── RECORDS FOR THE EXERCISE
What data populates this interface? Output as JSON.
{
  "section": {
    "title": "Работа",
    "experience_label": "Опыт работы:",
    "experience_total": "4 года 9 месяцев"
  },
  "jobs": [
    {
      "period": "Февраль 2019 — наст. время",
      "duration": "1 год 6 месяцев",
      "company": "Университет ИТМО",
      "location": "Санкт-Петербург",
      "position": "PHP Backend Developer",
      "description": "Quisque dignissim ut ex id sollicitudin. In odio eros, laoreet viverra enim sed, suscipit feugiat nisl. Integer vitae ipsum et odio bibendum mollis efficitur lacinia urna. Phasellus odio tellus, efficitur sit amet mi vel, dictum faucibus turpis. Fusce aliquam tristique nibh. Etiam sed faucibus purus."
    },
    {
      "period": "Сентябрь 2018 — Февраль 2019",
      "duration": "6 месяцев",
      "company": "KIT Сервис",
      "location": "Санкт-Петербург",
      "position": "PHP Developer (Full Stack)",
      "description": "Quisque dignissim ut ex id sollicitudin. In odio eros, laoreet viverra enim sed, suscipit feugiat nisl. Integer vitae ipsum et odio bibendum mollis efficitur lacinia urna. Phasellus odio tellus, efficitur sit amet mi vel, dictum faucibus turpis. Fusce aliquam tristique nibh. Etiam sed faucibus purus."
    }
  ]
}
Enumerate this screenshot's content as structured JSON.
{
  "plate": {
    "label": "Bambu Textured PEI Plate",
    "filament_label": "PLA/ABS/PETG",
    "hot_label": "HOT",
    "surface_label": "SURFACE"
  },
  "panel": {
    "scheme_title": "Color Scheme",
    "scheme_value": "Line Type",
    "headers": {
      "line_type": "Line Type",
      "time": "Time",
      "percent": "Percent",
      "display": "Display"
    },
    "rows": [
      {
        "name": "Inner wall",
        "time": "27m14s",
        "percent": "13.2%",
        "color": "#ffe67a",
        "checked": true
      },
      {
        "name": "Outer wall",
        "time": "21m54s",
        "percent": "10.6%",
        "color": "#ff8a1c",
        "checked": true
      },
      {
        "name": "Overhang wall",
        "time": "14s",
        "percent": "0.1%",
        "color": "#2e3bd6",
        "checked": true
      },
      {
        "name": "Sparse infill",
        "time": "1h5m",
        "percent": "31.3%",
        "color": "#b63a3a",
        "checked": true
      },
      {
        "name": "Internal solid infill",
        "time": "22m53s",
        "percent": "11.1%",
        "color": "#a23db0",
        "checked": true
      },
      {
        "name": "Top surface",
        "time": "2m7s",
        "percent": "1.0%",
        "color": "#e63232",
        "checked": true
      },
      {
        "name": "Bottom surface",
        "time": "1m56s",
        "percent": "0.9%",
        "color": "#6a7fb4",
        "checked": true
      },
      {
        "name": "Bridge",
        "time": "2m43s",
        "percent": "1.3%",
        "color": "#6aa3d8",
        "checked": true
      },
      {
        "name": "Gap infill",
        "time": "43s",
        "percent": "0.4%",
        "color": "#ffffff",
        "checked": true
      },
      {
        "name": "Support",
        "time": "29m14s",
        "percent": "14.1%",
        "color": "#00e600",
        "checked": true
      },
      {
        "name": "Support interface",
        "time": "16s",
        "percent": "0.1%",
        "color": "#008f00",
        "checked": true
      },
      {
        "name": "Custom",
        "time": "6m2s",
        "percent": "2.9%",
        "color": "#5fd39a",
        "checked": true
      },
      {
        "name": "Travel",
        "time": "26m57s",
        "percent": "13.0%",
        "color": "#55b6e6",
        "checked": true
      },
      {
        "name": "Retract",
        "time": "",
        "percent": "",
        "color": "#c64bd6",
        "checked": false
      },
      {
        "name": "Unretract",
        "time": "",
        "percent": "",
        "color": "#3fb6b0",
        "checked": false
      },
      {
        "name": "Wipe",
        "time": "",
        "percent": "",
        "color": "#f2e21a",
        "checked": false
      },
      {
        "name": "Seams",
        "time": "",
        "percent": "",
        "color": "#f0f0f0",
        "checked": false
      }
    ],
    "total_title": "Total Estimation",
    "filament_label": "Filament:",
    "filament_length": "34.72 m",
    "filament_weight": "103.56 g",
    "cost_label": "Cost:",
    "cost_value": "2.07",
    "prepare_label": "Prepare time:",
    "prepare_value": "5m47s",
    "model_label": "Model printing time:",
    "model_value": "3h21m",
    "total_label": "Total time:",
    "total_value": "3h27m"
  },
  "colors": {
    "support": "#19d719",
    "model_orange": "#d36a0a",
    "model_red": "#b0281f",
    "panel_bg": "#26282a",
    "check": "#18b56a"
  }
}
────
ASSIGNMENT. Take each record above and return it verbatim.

EXERCISE OUTPUT.
What data populates this interface? Output as JSON.
{
  "section": {
    "title": "Работа",
    "experience_label": "Опыт работы:",
    "experience_total": "4 года 9 месяцев"
  },
  "jobs": [
    {
      "period": "Февраль 2019 — наст. время",
      "duration": "1 год 6 месяцев",
      "company": "Университет ИТМО",
      "location": "Санкт-Петербург",
      "position": "PHP Backend Developer",
      "description": "Quisque dignissim ut ex id sollicitudin. In odio eros, laoreet viverra enim sed, suscipit feugiat nisl. Integer vitae ipsum et odio bibendum mollis efficitur lacinia urna. Phasellus odio tellus, efficitur sit amet mi vel, dictum faucibus turpis. Fusce aliquam tristique nibh. Etiam sed faucibus purus."
    },
    {
      "period": "Сентябрь 2018 — Февраль 2019",
      "duration": "6 месяцев",
      "company": "KIT Сервис",
      "location": "Санкт-Петербург",
      "position": "PHP Developer (Full Stack)",
      "description": "Quisque dignissim ut ex id sollicitudin. In odio eros, laoreet viverra enim sed, suscipit feugiat nisl. Integer vitae ipsum et odio bibendum mollis efficitur lacinia urna. Phasellus odio tellus, efficitur sit amet mi vel, dictum faucibus turpis. Fusce aliquam tristique nibh. Etiam sed faucibus purus."
    }
  ]
}
Enumerate this screenshot's content as structured JSON.
{
  "plate": {
    "label": "Bambu Textured PEI Plate",
    "filament_label": "PLA/ABS/PETG",
    "hot_label": "HOT",
    "surface_label": "SURFACE"
  },
  "panel": {
    "scheme_title": "Color Scheme",
    "scheme_value": "Line Type",
    "headers": {
      "line_type": "Line Type",
      "time": "Time",
      "percent": "Percent",
      "display": "Display"
    },
    "rows": [
      {
        "name": "Inner wall",
        "time": "27m14s",
        "percent": "13.2%",
        "color": "#ffe67a",
        "checked": true
      },
      {
        "name": "Outer wall",
        "time": "21m54s",
        "percent": "10.6%",
        "color": "#ff8a1c",
        "checked": true
      },
      {
        "name": "Overhang wall",
        "time": "14s",
        "percent": "0.1%",
        "color": "#2e3bd6",
        "checked": true
      },
      {
        "name": "Sparse infill",
        "time": "1h5m",
        "percent": "31.3%",
        "color": "#b63a3a",
        "checked": true
      },
      {
        "name": "Internal solid infill",
        "time": "22m53s",
        "percent": "11.1%",
        "color": "#a23db0",
        "checked": true
      },
      {
        "name": "Top surface",
        "time": "2m7s",
        "percent": "1.0%",
        "color": "#e63232",
        "checked": true
      },
      {
        "name": "Bottom surface",
        "time": "1m56s",
        "percent": "0.9%",
        "color": "#6a7fb4",
        "checked": true
      },
      {
        "name": "Bridge",
        "time": "2m43s",
        "percent": "1.3%",
        "color": "#6aa3d8",
        "checked": true
      },
      {
        "name": "Gap infill",
        "time": "43s",
        "percent": "0.4%",
        "color": "#ffffff",
        "checked": true
      },
      {
        "name": "Support",
        "time": "29m14s",
        "percent": "14.1%",
        "color": "#00e600",
        "checked": true
      },
      {
        "name": "Support interface",
        "time": "16s",
        "percent": "0.1%",
        "color": "#008f00",
        "checked": true
      },
      {
        "name": "Custom",
        "time": "6m2s",
        "percent": "2.9%",
        "color": "#5fd39a",
        "checked": true
      },
      {
        "name": "Travel",
        "time": "26m57s",
        "percent": "13.0%",
        "color": "#55b6e6",
        "checked": true
      },
      {
        "name": "Retract",
        "time": "",
        "percent": "",
        "color": "#c64bd6",
        "checked": false
      },
      {
        "name": "Unretract",
        "time": "",
        "percent": "",
        "color": "#3fb6b0",
        "checked": false
      },
      {
        "name": "Wipe",
        "time": "",
        "percent": "",
        "color": "#f2e21a",
        "checked": false
      },
      {
        "name": "Seams",
        "time": "",
        "percent": "",
        "color": "#f0f0f0",
        "checked": false
      }
    ],
    "total_title": "Total Estimation",
    "filament_label": "Filament:",
    "filament_length": "34.72 m",
    "filament_weight": "103.56 g",
    "cost_label": "Cost:",
    "cost_value": "2.07",
    "prepare_label": "Prepare time:",
    "prepare_value": "5m47s",
    "model_label": "Model printing time:",
    "model_value": "3h21m",
    "total_label": "Total time:",
    "total_value": "3h27m"
  },
  "colors": {
    "support": "#19d719",
    "model_orange": "#d36a0a",
    "model_red": "#b0281f",
    "panel_bg": "#26282a",
    "check": "#18b56a"
  }
}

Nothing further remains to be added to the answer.